Work request:
Your reply should consist of the listing, copied exactly.
>>
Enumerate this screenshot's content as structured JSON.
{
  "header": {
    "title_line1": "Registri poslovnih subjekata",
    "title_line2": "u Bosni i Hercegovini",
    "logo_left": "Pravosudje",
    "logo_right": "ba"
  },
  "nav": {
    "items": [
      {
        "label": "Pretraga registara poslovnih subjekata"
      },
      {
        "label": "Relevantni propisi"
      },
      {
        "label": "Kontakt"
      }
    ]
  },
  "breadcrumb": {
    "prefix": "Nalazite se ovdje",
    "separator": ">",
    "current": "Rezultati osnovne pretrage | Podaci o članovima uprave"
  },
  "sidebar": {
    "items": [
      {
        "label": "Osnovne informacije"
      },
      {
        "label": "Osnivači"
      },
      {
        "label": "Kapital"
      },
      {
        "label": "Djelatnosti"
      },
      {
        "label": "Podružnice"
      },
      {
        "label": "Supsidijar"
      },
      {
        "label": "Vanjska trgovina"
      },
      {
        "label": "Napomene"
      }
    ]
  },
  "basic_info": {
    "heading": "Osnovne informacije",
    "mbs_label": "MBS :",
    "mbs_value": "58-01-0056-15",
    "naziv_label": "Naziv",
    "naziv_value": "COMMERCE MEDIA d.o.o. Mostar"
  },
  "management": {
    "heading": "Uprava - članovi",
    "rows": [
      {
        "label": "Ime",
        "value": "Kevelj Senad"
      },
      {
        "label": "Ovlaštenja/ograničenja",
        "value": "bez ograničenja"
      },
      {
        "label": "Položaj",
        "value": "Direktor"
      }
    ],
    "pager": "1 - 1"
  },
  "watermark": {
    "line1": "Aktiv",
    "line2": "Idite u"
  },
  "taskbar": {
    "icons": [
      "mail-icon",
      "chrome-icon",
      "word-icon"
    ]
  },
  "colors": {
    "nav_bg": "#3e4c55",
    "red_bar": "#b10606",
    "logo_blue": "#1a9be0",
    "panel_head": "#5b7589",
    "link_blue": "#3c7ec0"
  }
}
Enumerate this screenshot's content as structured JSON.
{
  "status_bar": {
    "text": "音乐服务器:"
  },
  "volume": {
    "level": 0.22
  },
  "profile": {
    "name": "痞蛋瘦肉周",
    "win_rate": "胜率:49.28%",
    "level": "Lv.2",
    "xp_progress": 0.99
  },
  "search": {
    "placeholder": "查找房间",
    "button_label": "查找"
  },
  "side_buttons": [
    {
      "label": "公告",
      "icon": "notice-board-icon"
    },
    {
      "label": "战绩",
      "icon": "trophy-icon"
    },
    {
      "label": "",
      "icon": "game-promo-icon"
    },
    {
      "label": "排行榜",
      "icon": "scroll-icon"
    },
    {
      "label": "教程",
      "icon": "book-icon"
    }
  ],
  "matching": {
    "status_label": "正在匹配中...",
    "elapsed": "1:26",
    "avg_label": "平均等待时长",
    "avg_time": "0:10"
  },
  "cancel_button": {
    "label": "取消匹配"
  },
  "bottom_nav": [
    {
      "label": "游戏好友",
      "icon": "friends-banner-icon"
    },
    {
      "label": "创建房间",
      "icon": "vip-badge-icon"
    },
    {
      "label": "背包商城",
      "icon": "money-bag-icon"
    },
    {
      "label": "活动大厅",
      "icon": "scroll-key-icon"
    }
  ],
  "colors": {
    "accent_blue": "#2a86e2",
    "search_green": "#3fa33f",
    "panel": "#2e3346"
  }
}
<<
Task response:
Enumerate this screenshot's content as structured JSON.
{
  "header": {
    "title_line1": "Registri poslovnih subjekata",
    "title_line2": "u Bosni i Hercegovini",
    "logo_left": "Pravosudje",
    "logo_right": "ba"
  },
  "nav": {
    "items": [
      {
        "label": "Pretraga registara poslovnih subjekata"
      },
      {
        "label": "Relevantni propisi"
      },
      {
        "label": "Kontakt"
      }
    ]
  },
  "breadcrumb": {
    "prefix": "Nalazite se ovdje",
    "separator": ">",
    "current": "Rezultati osnovne pretrage | Podaci o članovima uprave"
  },
  "sidebar": {
    "items": [
      {
        "label": "Osnovne informacije"
      },
      {
        "label": "Osnivači"
      },
      {
        "label": "Kapital"
      },
      {
        "label": "Djelatnosti"
      },
      {
        "label": "Podružnice"
      },
      {
        "label": "Supsidijar"
      },
      {
        "label": "Vanjska trgovina"
      },
      {
        "label": "Napomene"
      }
    ]
  },
  "basic_info": {
    "heading": "Osnovne informacije",
    "mbs_label": "MBS :",
    "mbs_value": "58-01-0056-15",
    "naziv_label": "Naziv",
    "naziv_value": "COMMERCE MEDIA d.o.o. Mostar"
  },
  "management": {
    "heading": "Uprava - članovi",
    "rows": [
      {
        "label": "Ime",
        "value": "Kevelj Senad"
      },
      {
        "label": "Ovlaštenja/ograničenja",
        "value": "bez ograničenja"
      },
      {
        "label": "Položaj",
        "value": "Direktor"
      }
    ],
    "pager": "1 - 1"
  },
  "watermark": {
    "line1": "Aktiv",
    "line2": "Idite u"
  },
  "taskbar": {
    "icons": [
      "mail-icon",
      "chrome-icon",
      "word-icon"
    ]
  },
  "colors": {
    "nav_bg": "#3e4c55",
    "red_bar": "#b10606",
    "logo_blue": "#1a9be0",
    "panel_head": "#5b7589",
    "link_blue": "#3c7ec0"
  }
}
Enumerate this screenshot's content as structured JSON.
{
  "status_bar": {
    "text": "音乐服务器:"
  },
  "volume": {
    "level": 0.22
  },
  "profile": {
    "name": "痞蛋瘦肉周",
    "win_rate": "胜率:49.28%",
    "level": "Lv.2",
    "xp_progress": 0.99
  },
  "search": {
    "placeholder": "查找房间",
    "button_label": "查找"
  },
  "side_buttons": [
    {
      "label": "公告",
      "icon": "notice-board-icon"
    },
    {
      "label": "战绩",
      "icon": "trophy-icon"
    },
    {
      "label": "",
      "icon": "game-promo-icon"
    },
    {
      "label": "排行榜",
      "icon": "scroll-icon"
    },
    {
      "label": "教程",
      "icon": "book-icon"
    }
  ],
  "matching": {
    "status_label": "正在匹配中...",
    "elapsed": "1:26",
    "avg_label": "平均等待时长",
    "avg_time": "0:10"
  },
  "cancel_button": {
    "label": "取消匹配"
  },
  "bottom_nav": [
    {
      "label": "游戏好友",
      "icon": "friends-banner-icon"
    },
    {
      "label": "创建房间",
      "icon": "vip-badge-icon"
    },
    {
      "label": "背包商城",
      "icon": "money-bag-icon"
    },
    {
      "label": "活动大厅",
      "icon": "scroll-key-icon"
    }
  ],
  "colors": {
    "accent_blue": "#2a86e2",
    "search_green": "#3fa33f",
    "panel": "#2e3346"
  }
}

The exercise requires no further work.